result of religious discipline would better eschew the theoretical part and be content with our inner individual experience. We would best avoid theorization and state the verdict of Buddhism on this problem rather dogmatically, which is: All depends upon our spiritual condition. If it is irreproachable and immaculate, supra-phenomenal is phenomenal, phenomenal is supraphenomenal. Both are one and the same. Our earthly life is most exalted, most sacred, most divine, most religious. But if the spirit be defiled and corrupted, even a manifestly holy life is no more than gross blasphemy. All hinges on how we keep the spirit, pure or impure. Buddhism is thus thoroughly idealistic, as every true religion ought to be. It teaches the purification of the heart as the beginning and the end of an religious training.
Therefore, the heart holds the key which opens either the portal of sensuality or that of spirituality. In fact, these different portals do not exist objectively. The universe is one and the same for the just as well as for the unjust, but they approach it from various points of view and color it with their own inner pigment. Some are ignorant and selfish, and they interpret life accordingly. Others are simple-hearted and defilement-free, and thus they read the world. Conventionally, a distinction is made between the two worlds, supra-phenomenal and phenomenal, or sensual and spiritual, or worldly and
saintly; in reality this is our own creation. Let us be free from delusion and sensualism, and things will present themselves in their own true color and form.
The termination of birth and death, pain and pleasure, desire and satisfaction, in short, of all sorts of dualism, does not mean to escape from the world and to lead an ascetic life, nor does it mean to commit suicide and put an end to existence, which is thought the root of all evil. Buddhism understands by the last line of the stanza recited at the beginning of this discourse the purification of the heart from all its selfish desires and defiled sentiments arising from ignorance and prejudice. For the self is no more than an illusory existence, and the separation of "me" from "thee" is fata morgana, and those who believe in their absolute reality are said to be confused. The heart essentially free and pure becomes contaminated as soon as it is caught in the meshes of egoism, and the result is the production of the three venomous desires 1 and the five consuming passions. 2 Of course, it would be madness to deny the relative reality of objects of the senses; no one can refute it. But if we go one step further and declare that their reality is final and ultimate, we logically put ourselves in the most awkward position and morally stand on the most unsteady ground. The irreconcilable egoism which characterizes
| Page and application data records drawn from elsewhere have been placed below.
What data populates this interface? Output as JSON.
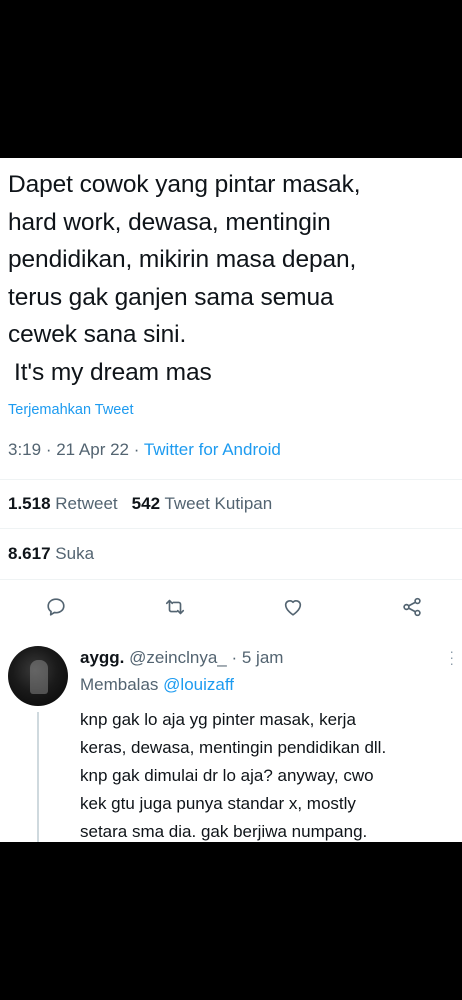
{
  "tweet": {
    "text_lines": [
      "Dapet cowok yang pintar masak,",
      "hard work, dewasa, mentingin",
      "pendidikan, mikirin masa depan,",
      "terus gak ganjen sama semua",
      "cewek sana sini.",
      "It's my dream mas"
    ],
    "translate_label": "Terjemahkan Tweet",
    "time": "3:19",
    "date": "21 Apr 22",
    "client": "Twitter for Android",
    "retweet_count": "1.518",
    "retweet_label": "Retweet",
    "quote_count": "542",
    "quote_label": "Tweet Kutipan",
    "like_count": "8.617",
    "like_label": "Suka"
  },
  "actions": {
    "reply_icon": "comment-icon",
    "retweet_icon": "retweet-icon",
    "like_icon": "heart-icon",
    "share_icon": "share-icon"
  },
  "reply": {
    "name": "aygg.",
    "handle": "@zeinclnya_",
    "age": "5 jam",
    "replying_label": "Membalas",
    "replying_to": "@louizaff",
    "text_lines": [
      "knp gak lo aja yg pinter masak, kerja",
      "keras, dewasa, mentingin pendidikan dll.",
      "knp gak dimulai dr lo aja? anyway, cwo",
      "kek gtu juga punya standar x, mostly",
      "setara sma dia. gak berjiwa numpang."
    ]
  },
  "colors": {
    "link": "#1d9bf0",
    "secondary_text": "#536471",
    "primary_text": "#0f1419",
    "background": "#ffffff",
    "letterbox": "#000000"
  }
}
the life of the ordinary man is no more than the natural outcome of this fatal realism. To be saved, we must lift the veil of ignorance and come out into the realm of "calm radiance," which is the abode of the enlightened.
The conclusion of the whole affair, then, is: The world is characterized by mutability and impermanence; those who do not rise above worldliness are tossed up and down in the whirlpool of passion. But those who know the constitution of things see the infinite in the finite and the supra-phenomenal in the phenomenal, and are blessed in the midst of sufferings and tribulations.
111:1 A sermon delivered at the Buddhist Mission of San Francisco, November, 1905.
111:2 Translated into English:
119:1 Avarice, hatred, and infatuation.
119:2 Inordinate desires arising from the five senses.